Fleets may begin taking advantage of these new credit allocations for their efforts undertaken in model year 2014 and future model years.

How Can You Spread the Word?
Are you aware of any covered utility or state fleets that are building new fueling infrastructure?
  • Inform them they can earn EPAct credits.
Do you have an EPAct covered fleet stakeholder that needs an extra push to buy or lease HEVs?
  • Let them know that certain HEVs are now eligible for EPAct credits.
Do you or your stakeholders have questions regarding EPAct compliance?
Note that covered fleets are currently compiling their Program reports for model year 2014 (September 1, 2013 to August 31, 2014) activities, which are due by December 31, 2014.

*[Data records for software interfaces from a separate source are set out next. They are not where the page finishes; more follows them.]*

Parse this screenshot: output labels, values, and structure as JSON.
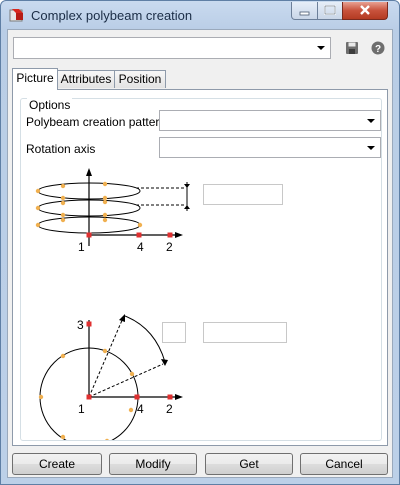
{
  "window": {
    "title": "Complex polybeam creation"
  },
  "toolbar": {
    "preset_value": "",
    "save_icon": "save-icon",
    "help_icon": "help-icon"
  },
  "tabs": [
    {
      "label": "Picture",
      "active": true
    },
    {
      "label": "Attributes",
      "active": false
    },
    {
      "label": "Position",
      "active": false
    }
  ],
  "options": {
    "group_label": "Options",
    "pattern_label": "Polybeam creation pattern",
    "pattern_value": "",
    "rotation_label": "Rotation axis",
    "rotation_value": ""
  },
  "helix_diagram": {
    "labels": [
      "1",
      "4",
      "2"
    ],
    "offset_value": ""
  },
  "circle_diagram": {
    "labels": [
      "3",
      "1",
      "4",
      "2"
    ],
    "count_value": "",
    "angle_value": ""
  },
  "buttons": {
    "create": "Create",
    "modify": "Modify",
    "get": "Get",
    "cancel": "Cancel"
  }
}
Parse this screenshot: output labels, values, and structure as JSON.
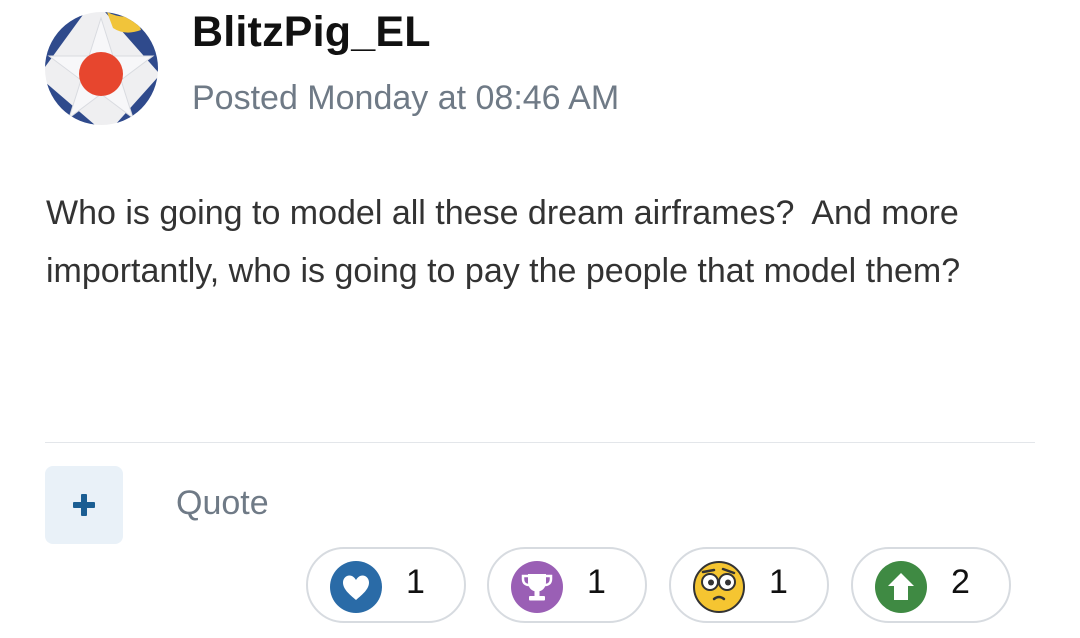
{
  "post": {
    "author": "BlitzPig_EL",
    "posted": "Posted Monday at 08:46 AM",
    "body": "Who is going to model all these dream airframes?  And more importantly, who is going to pay the people that model them?"
  },
  "actions": {
    "multiquote_symbol": "+",
    "quote_label": "Quote"
  },
  "reactions": [
    {
      "icon": "heart-icon",
      "count": "1",
      "color": "#2a6ba7"
    },
    {
      "icon": "trophy-icon",
      "count": "1",
      "color": "#9a5fb5"
    },
    {
      "icon": "confused-face-icon",
      "count": "1",
      "color": "#f5c531"
    },
    {
      "icon": "upvote-arrow-icon",
      "count": "2",
      "color": "#3f8a43"
    }
  ],
  "colors": {
    "meta_text": "#6f7a86",
    "body_text": "#333333",
    "accent": "#1b5e93"
  }
}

For more information, refer to the following resources:

Tuesday, September 23, 2014

Temperature Compensation & CNG Vehicle Safety

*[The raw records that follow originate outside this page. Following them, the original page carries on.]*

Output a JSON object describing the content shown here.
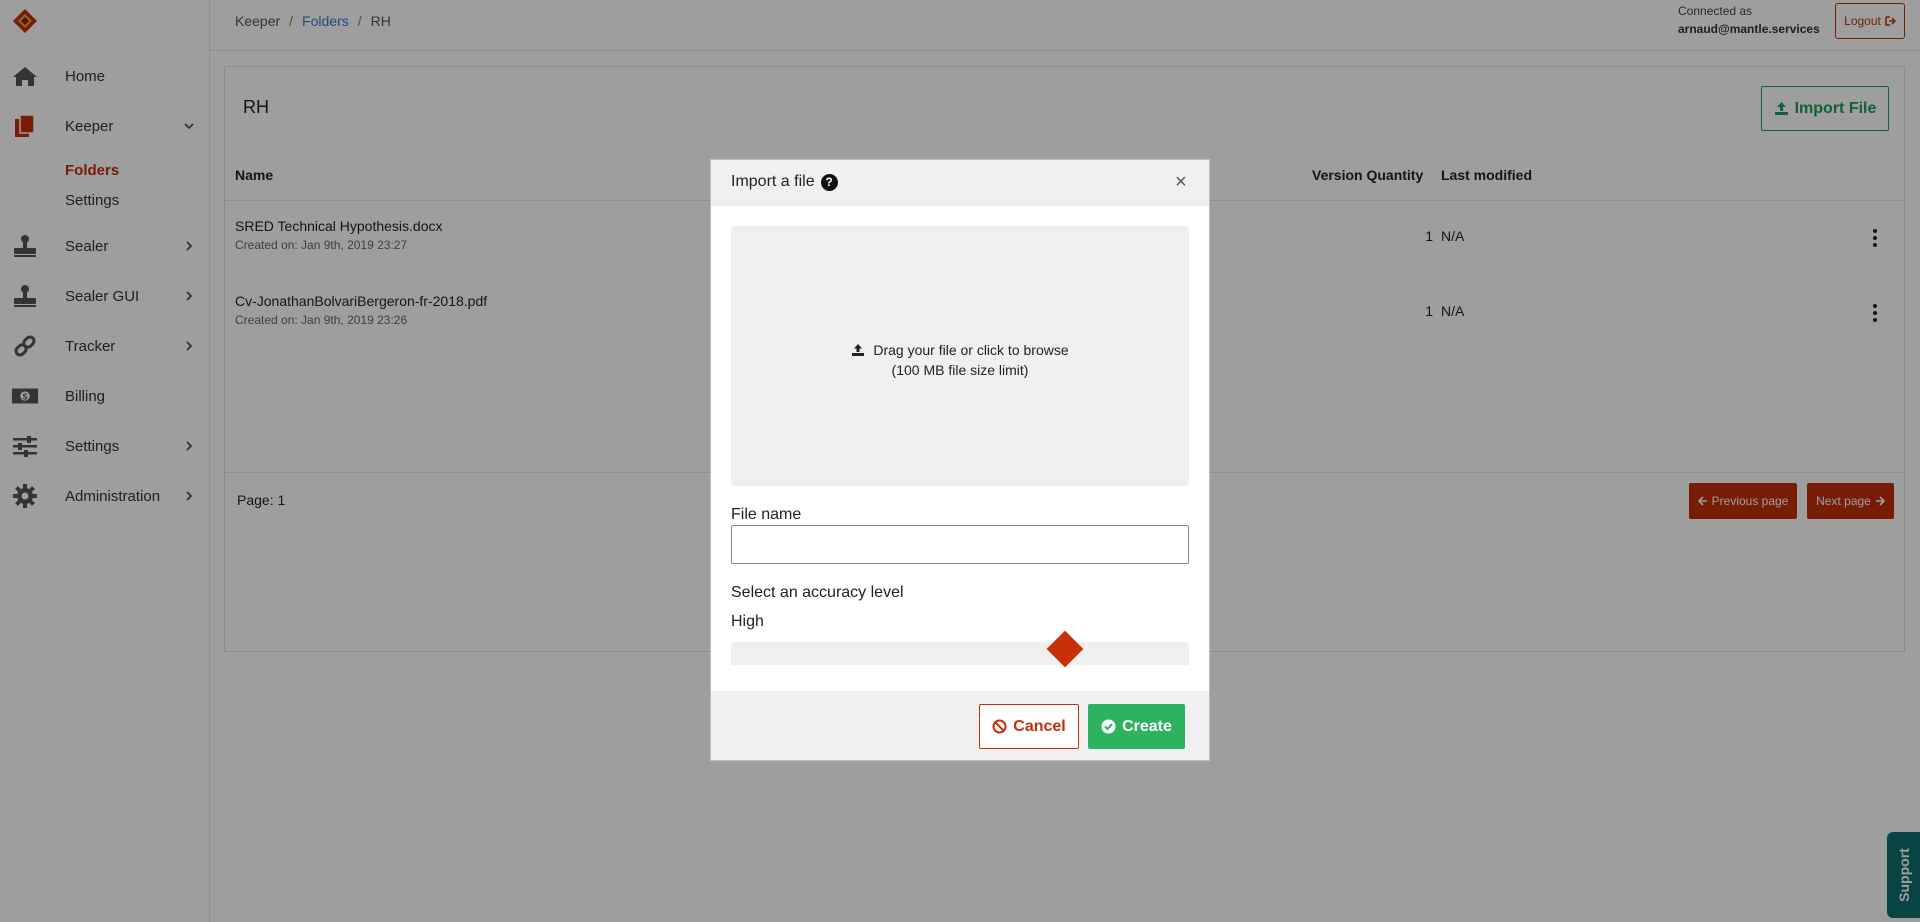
{
  "sidebar": {
    "items": [
      {
        "label": "Home",
        "icon": "home-icon"
      },
      {
        "label": "Keeper",
        "icon": "documents-icon",
        "active": true
      },
      {
        "label": "Sealer",
        "icon": "stamp-icon"
      },
      {
        "label": "Sealer GUI",
        "icon": "stamp-icon"
      },
      {
        "label": "Tracker",
        "icon": "link-icon"
      },
      {
        "label": "Billing",
        "icon": "money-icon"
      },
      {
        "label": "Settings",
        "icon": "sliders-icon"
      },
      {
        "label": "Administration",
        "icon": "gear-icon"
      }
    ],
    "keeper_sub": [
      {
        "label": "Folders",
        "active": true
      },
      {
        "label": "Settings"
      }
    ]
  },
  "breadcrumb": [
    "Keeper",
    "Folders",
    "RH"
  ],
  "header": {
    "connected_label": "Connected as",
    "user": "arnaud@mantle.services",
    "logout_label": "Logout"
  },
  "panel": {
    "title": "RH",
    "import_label": "Import File",
    "columns": {
      "name": "Name",
      "version_quantity": "Version Quantity",
      "last_modified": "Last modified"
    },
    "files": [
      {
        "name": "SRED Technical Hypothesis.docx",
        "created": "Created on: Jan 9th, 2019 23:27",
        "versions": "1",
        "last_modified": "N/A"
      },
      {
        "name": "Cv-JonathanBolvariBergeron-fr-2018.pdf",
        "created": "Created on: Jan 9th, 2019 23:26",
        "versions": "1",
        "last_modified": "N/A"
      }
    ],
    "page_label": "Page: 1",
    "prev_label": "Previous page",
    "next_label": "Next page"
  },
  "modal": {
    "title": "Import a file",
    "drop_text": "Drag your file or click to browse",
    "drop_limit": "(100 MB file size limit)",
    "file_name_label": "File name",
    "file_name_value": "",
    "accuracy_label": "Select an accuracy level",
    "accuracy_value": "High",
    "accuracy_level_fraction": 0.73,
    "cancel_label": "Cancel",
    "create_label": "Create"
  },
  "support_label": "Support",
  "colors": {
    "accent": "#c0300b",
    "success": "#2db35f",
    "link": "#2a7bd6",
    "support": "#0d6e6e"
  }
}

The Clean Vehicle Education Foundation (CVEF) has issued a technical bulletin, Reliable Temperature Compensation Is Critical to CNG Vehicle Safety, which addresses the potential hazards created by the failure of compressed natural gas (CNG) dispensers to accurately compensate for temperature. Proper temperature compensation is essential to safely fuel CNG vehicles, regardless of station type, as serious incidents have resulted from the overfilling of CNG containers at both fast-fill and time-fill facilities.
The bulletin makes three recommendations:
1. Station operators should contact their fast- and time-fill dispenser suppliers to make sure they have—and are using—the latest set of written instructions and maintenance schedules as required in NFPA 52-2013.
2. Station operators should schedule annual temperature and pressure calibrations and function checks in early fall to allow time for any needed corrective action before winter temperatures.
3. Station operators should also ask their dispenser suppliers whether existing dispensers comply with the requirements of NFPA 52-2013.
The bulletin explains that limiting the maximum pressure in the cylinder is not as simple as limiting the pressure dispensed to the vehicle. The temperature of the gas in a CNG container may increase after fueling if the temperature of the environment increases before the fuel is used. This may occur with warming outdoor temperatures or when parking indoors. In these situations, there is the possibility of the pressure actuated PRD used on some vehicles to rupture and vent down the cylinder if temperature was not properly compensated for during fueling. This issue is especially important to address prior to the cold temperatures many parts of the country experience during winter months.
The bulletin is available on the AFDC Technology Bulletins website: 
The AFDC has a new interactive animation developed to help you learn more about how outside temperature and fill speeds affect the final fill volume in CNG vehicle tanks. The animation can be found at the following link: